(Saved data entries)
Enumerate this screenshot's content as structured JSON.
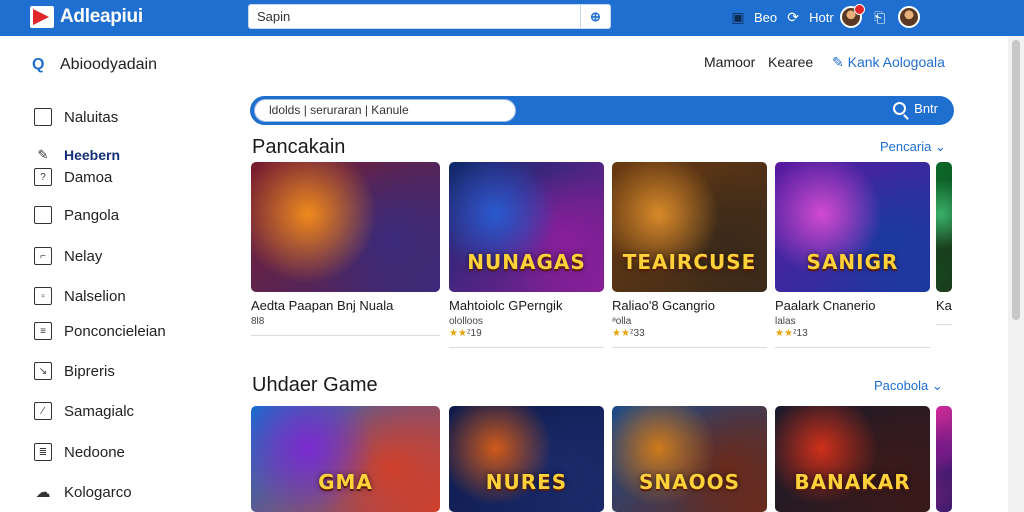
{
  "topbar": {
    "app_title": "Adleapiui",
    "search_placeholder": "Sapin",
    "search_button": "⊕",
    "action1": "Beo",
    "action2": "Hotr"
  },
  "sidebar": {
    "header": "Abioodyadain",
    "items": [
      {
        "label": "Naluitas",
        "icon": "square-icon"
      },
      {
        "label": "Heebern",
        "icon": "edit-icon",
        "active": true
      },
      {
        "label": "Damoa",
        "icon": "doc-icon"
      },
      {
        "label": "Pangola",
        "icon": "bookmark-icon"
      },
      {
        "label": "Nelay",
        "icon": "page-icon"
      },
      {
        "label": "Nalselion",
        "icon": "grid-icon"
      },
      {
        "label": "Ponconcieleian",
        "icon": "list-icon"
      },
      {
        "label": "Bipreris",
        "icon": "chat-icon"
      },
      {
        "label": "Samagialc",
        "icon": "edit-box-icon"
      },
      {
        "label": "Nedoone",
        "icon": "menu-icon"
      },
      {
        "label": "Kologarco",
        "icon": "cloud-icon"
      }
    ]
  },
  "header_links": {
    "link1": "Mamoor",
    "link2": "Kearee",
    "link3": "Kank Aologoala"
  },
  "main_search": {
    "value": "ldolds | seruraran | Kanule",
    "button": "Bntr"
  },
  "sections": [
    {
      "title": "Pancakain",
      "more": "Pencaria ⌄",
      "cards": [
        {
          "name": "Aedta Paapan Bnj Nuala",
          "meta": "8l8",
          "rating": "",
          "art_title": "",
          "colors": [
            "#7a1e2c",
            "#f08a1c",
            "#3a2a7a"
          ]
        },
        {
          "name": "Mahtoiolc GPerngik",
          "meta": "ololloos",
          "rating": "ᶻ19",
          "art_title": "NUNAGAS",
          "colors": [
            "#0e2a6a",
            "#2a5ad0",
            "#8a1f9a"
          ]
        },
        {
          "name": "Raliao'8 Gcangrio",
          "meta": "ᵊolla",
          "rating": "ᶻ33",
          "art_title": "TEAIRCUSE",
          "colors": [
            "#6a3a12",
            "#d88a2a",
            "#3a2a1a"
          ]
        },
        {
          "name": "Paalark Cnanerio",
          "meta": "lalas",
          "rating": "ᶻ13",
          "art_title": "SANIGR",
          "colors": [
            "#5a1aa0",
            "#d24ad0",
            "#1a3aa0"
          ]
        },
        {
          "name": "Ka",
          "meta": "",
          "rating": "",
          "art_title": "",
          "colors": [
            "#0a6a2a",
            "#3ab06a",
            "#1a3a1a"
          ]
        }
      ]
    },
    {
      "title": "Uhdaer Game",
      "more": "Pacobola ⌄",
      "cards": [
        {
          "name": "",
          "meta": "",
          "rating": "",
          "art_title": "GMA",
          "colors": [
            "#1a6ad0",
            "#7a2ad0",
            "#d0402a"
          ]
        },
        {
          "name": "",
          "meta": "",
          "rating": "",
          "art_title": "NURES",
          "colors": [
            "#0e1a4a",
            "#d05a1a",
            "#1a2a6a"
          ]
        },
        {
          "name": "",
          "meta": "",
          "rating": "",
          "art_title": "SNAOOS",
          "colors": [
            "#1a4a8a",
            "#d07a1a",
            "#6a2a1a"
          ]
        },
        {
          "name": "",
          "meta": "",
          "rating": "",
          "art_title": "BANAKAR",
          "colors": [
            "#1a1a2a",
            "#d0301a",
            "#3a1a1a"
          ]
        },
        {
          "name": "",
          "meta": "",
          "rating": "",
          "art_title": "",
          "colors": [
            "#d02a9a",
            "#7a1a8a",
            "#3a1a6a"
          ]
        }
      ]
    }
  ]
}
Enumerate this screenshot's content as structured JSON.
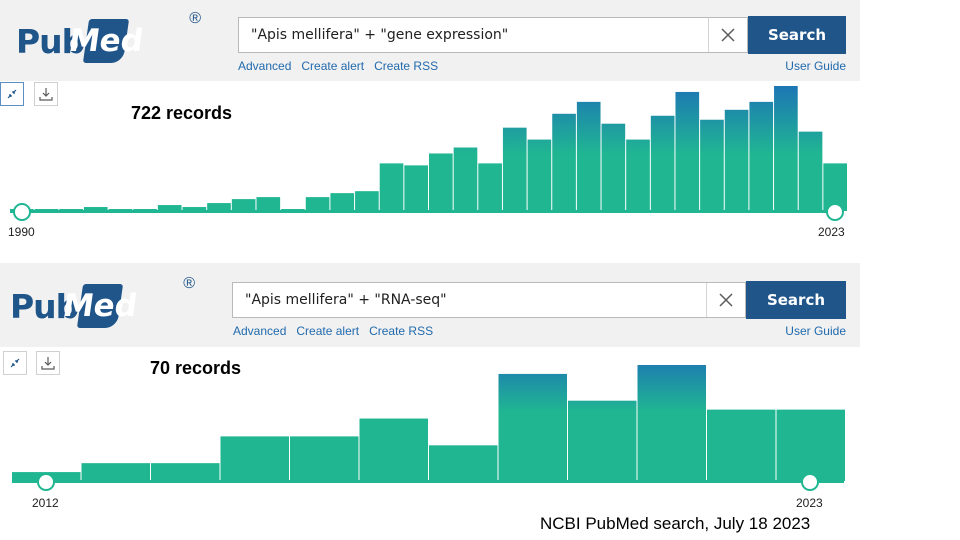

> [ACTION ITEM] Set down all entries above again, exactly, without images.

> [OUTPUT]
Enumerate this screenshot's content as structured JSON.
{
  "topbar": {
    "app_title": "Adleapiui",
    "search_placeholder": "Sapin",
    "search_button": "⊕",
    "action1": "Beo",
    "action2": "Hotr"
  },
  "sidebar": {
    "header": "Abioodyadain",
    "items": [
      {
        "label": "Naluitas",
        "icon": "square-icon"
      },
      {
        "label": "Heebern",
        "icon": "edit-icon",
        "active": true
      },
      {
        "label": "Damoa",
        "icon": "doc-icon"
      },
      {
        "label": "Pangola",
        "icon": "bookmark-icon"
      },
      {
        "label": "Nelay",
        "icon": "page-icon"
      },
      {
        "label": "Nalselion",
        "icon": "grid-icon"
      },
      {
        "label": "Ponconcieleian",
        "icon": "list-icon"
      },
      {
        "label": "Bipreris",
        "icon": "chat-icon"
      },
      {
        "label": "Samagialc",
        "icon": "edit-box-icon"
      },
      {
        "label": "Nedoone",
        "icon": "menu-icon"
      },
      {
        "label": "Kologarco",
        "icon": "cloud-icon"
      }
    ]
  },
  "header_links": {
    "link1": "Mamoor",
    "link2": "Kearee",
    "link3": "Kank Aologoala"
  },
  "main_search": {
    "value": "ldolds | seruraran | Kanule",
    "button": "Bntr"
  },
  "sections": [
    {
      "title": "Pancakain",
      "more": "Pencaria ⌄",
      "cards": [
        {
          "name": "Aedta Paapan Bnj Nuala",
          "meta": "8l8",
          "rating": "",
          "art_title": "",
          "colors": [
            "#7a1e2c",
            "#f08a1c",
            "#3a2a7a"
          ]
        },
        {
          "name": "Mahtoiolc GPerngik",
          "meta": "ololloos",
          "rating": "ᶻ19",
          "art_title": "NUNAGAS",
          "colors": [
            "#0e2a6a",
            "#2a5ad0",
            "#8a1f9a"
          ]
        },
        {
          "name": "Raliao'8 Gcangrio",
          "meta": "ᵊolla",
          "rating": "ᶻ33",
          "art_title": "TEAIRCUSE",
          "colors": [
            "#6a3a12",
            "#d88a2a",
            "#3a2a1a"
          ]
        },
        {
          "name": "Paalark Cnanerio",
          "meta": "lalas",
          "rating": "ᶻ13",
          "art_title": "SANIGR",
          "colors": [
            "#5a1aa0",
            "#d24ad0",
            "#1a3aa0"
          ]
        },
        {
          "name": "Ka",
          "meta": "",
          "rating": "",
          "art_title": "",
          "colors": [
            "#0a6a2a",
            "#3ab06a",
            "#1a3a1a"
          ]
        }
      ]
    },
    {
      "title": "Uhdaer Game",
      "more": "Pacobola ⌄",
      "cards": [
        {
          "name": "",
          "meta": "",
          "rating": "",
          "art_title": "GMA",
          "colors": [
            "#1a6ad0",
            "#7a2ad0",
            "#d0402a"
          ]
        },
        {
          "name": "",
          "meta": "",
          "rating": "",
          "art_title": "NURES",
          "colors": [
            "#0e1a4a",
            "#d05a1a",
            "#1a2a6a"
          ]
        },
        {
          "name": "",
          "meta": "",
          "rating": "",
          "art_title": "SNAOOS",
          "colors": [
            "#1a4a8a",
            "#d07a1a",
            "#6a2a1a"
          ]
        },
        {
          "name": "",
          "meta": "",
          "rating": "",
          "art_title": "BANAKAR",
          "colors": [
            "#1a1a2a",
            "#d0301a",
            "#3a1a1a"
          ]
        },
        {
          "name": "",
          "meta": "",
          "rating": "",
          "art_title": "",
          "colors": [
            "#d02a9a",
            "#7a1a8a",
            "#3a1a6a"
          ]
        }
      ]
    }
  ]
}
Enumerate this screenshot's content as structured JSON.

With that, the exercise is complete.